Cakes and pies which are filled with animal fats, irritating spices, and are raised with baking-powder or soda, are certainly very unwholesome; to use them in our bill of fare could work nothing but injury to all who partake.

Animals are becoming so diseased that it is no longer safe to use their flesh as food, and even if they were not diseased, free fats are hard of digestion. Neither the saliva nor the gastric juice digests fats; therefore if particles of food are covered with free fat, the gastric juice can not digest them, and they remain in the stomach undigested.

In weak stomachs, fermentation will set in, and a sour stomach and sometimes headache will be the result. Nut butter, nut meal, etc., are not free fats, as they can be readily dissolved in water, forming an emulsion or cream, while free fats will float on top of the water and not mix.

The spices so commonly used in cakes and pies are not foods, and only act as irritants in the stomach. The soda and baking-powder, generally used in cake baking, are very injurious. Soda is alkaline in its nature. The gastric juice is acid. If too much soda is used for the sour milk or cream of tartar, the effect will be to sweeten the gastric juice, and destroy its digestive properties. Baking-powder which is mixed with the proper proportion of alkali and acid elements, is not so apt to have that effect, but all baking-powders are more or less adulterated with alum and other elements which are very injurious to the stomach.

"Saleratus in any form should not be introduced into the stomach, for the effect is fearful. It eats the coatings of the stomach, causes inflammation, and frequently poisons the whole system."

Spices and condiments, which usually enter into cake making, are equally injurious. The effect that they have upon the stomach can be illustrated by putting them upon a raw surface or in the eye; inflammation immediately takes place. They irritate the nerves, cause irritability and peevishness, and create a craving for something more highly spiced, which often leads to grosser forms of intemperance.

Cakes, as usually made, with large quantities of free fats and sugar, clog the system, and make a bad quality of blood; they also have a bad effect upon the kidneys. To dispose of this kind of food brings a heavy tax upon the whole system.

The object of the author is to place before the public a few recipes for light, appetizing, and beautiful cakes and pies, without the use of animal fat, milk, butter, cream, soda, baking-powder, or spices. Not that they should be recommended as an every-day diet, or to take the place of simple foods, but as an occasional luxury, and as a substitute for more injurious pastry.
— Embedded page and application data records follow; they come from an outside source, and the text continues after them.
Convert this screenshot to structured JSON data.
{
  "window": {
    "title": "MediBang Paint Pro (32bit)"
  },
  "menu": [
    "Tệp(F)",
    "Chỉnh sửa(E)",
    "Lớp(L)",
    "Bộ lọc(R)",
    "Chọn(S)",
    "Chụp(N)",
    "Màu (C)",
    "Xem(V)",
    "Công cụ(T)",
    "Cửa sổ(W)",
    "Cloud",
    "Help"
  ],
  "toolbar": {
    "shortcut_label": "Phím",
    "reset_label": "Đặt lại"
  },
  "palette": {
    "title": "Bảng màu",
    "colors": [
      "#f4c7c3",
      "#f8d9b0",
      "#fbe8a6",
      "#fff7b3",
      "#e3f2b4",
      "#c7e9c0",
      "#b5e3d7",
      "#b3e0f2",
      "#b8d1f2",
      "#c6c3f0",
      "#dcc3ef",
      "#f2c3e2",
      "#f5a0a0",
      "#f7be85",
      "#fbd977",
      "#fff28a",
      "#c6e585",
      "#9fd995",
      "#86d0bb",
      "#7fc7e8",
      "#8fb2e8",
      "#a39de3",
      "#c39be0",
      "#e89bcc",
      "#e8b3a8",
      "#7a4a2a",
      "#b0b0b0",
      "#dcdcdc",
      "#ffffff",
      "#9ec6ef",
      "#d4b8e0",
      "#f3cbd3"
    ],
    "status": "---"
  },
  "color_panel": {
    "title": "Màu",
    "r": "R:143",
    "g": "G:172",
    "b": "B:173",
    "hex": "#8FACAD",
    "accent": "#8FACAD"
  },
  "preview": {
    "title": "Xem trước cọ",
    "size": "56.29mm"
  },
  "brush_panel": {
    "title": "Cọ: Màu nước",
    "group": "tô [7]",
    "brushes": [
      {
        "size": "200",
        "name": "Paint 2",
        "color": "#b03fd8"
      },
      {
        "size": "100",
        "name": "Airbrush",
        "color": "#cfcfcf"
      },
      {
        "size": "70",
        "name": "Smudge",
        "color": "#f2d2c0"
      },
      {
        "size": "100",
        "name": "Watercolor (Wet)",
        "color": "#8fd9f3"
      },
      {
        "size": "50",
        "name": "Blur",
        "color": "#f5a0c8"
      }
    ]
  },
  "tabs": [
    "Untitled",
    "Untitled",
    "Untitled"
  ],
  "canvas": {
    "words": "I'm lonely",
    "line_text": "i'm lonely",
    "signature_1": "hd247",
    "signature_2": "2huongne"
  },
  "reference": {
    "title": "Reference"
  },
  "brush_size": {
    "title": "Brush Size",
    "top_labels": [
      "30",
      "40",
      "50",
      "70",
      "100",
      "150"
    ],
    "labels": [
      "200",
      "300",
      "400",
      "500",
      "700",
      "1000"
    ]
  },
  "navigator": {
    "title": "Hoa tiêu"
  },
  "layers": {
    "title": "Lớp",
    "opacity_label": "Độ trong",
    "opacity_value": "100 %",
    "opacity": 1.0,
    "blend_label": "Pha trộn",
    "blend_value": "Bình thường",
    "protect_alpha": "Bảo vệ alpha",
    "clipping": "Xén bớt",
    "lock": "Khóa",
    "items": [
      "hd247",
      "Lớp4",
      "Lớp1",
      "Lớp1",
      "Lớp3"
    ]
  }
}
In order to make nice, light cakes without soda or baking- . powder, more pains must be taken, and the recipes carefully followed. All material must be ready to add, the flour and sugar sifted, the eggs broken and separated, if they are to be beaten separately, the seasoning and shortening all ready to put in, and the cake tins and oven ready. Then much depends upon the beating of the eggs. The cakes are raised by the expansion of the air bubbles that are beaten into the eggs; it is therefore necessary that as much air as possible be beaten in and retained. After adding the whites and yolks, they should not be beaten or stirred, but folded in, and especially after the flour is added, they should be worked as little as possible or the cake will be tough and heavy. A great deal depends upon the baking; if the oven is too hot, the cake will crust over before it has time to rise; if it is too cool, the air will escape before the heat is sufficient to expand it, and in either case it causes a failure. A moderate and even temperature is what is needed. The cooling also has something to do with its being a success. Sometimes they look nice and light when removed from the oven, and then begin to fall. The best remedy for this is to bake in the Misses Lisk's baking tins. They do not need oiling; when the cake is done, turn it bottom side up on the legs of the tin until it is cold. If these tins can not be had, bake in a common bake tin, lined with oiled paper. When done, cover the top with a paper or napkin to prevent its cooling too fast.

The flour for cake making should be granular ground; spring wheat is the best, although all kinds can be used, but will not be so light. Gluten can be used instead of flour, but requires only two thirds as much.

Granulated sugar is the best for cake making, and should be of fine granules. The coarse granulated sugar will not make a light cake.

None need fear that they will not succeed, for perseverance will win the race. If the first cake is not so very light, the next one will be better; for experience will help to make it faster, and rapidity is the most essential thing in making unleavened cakes.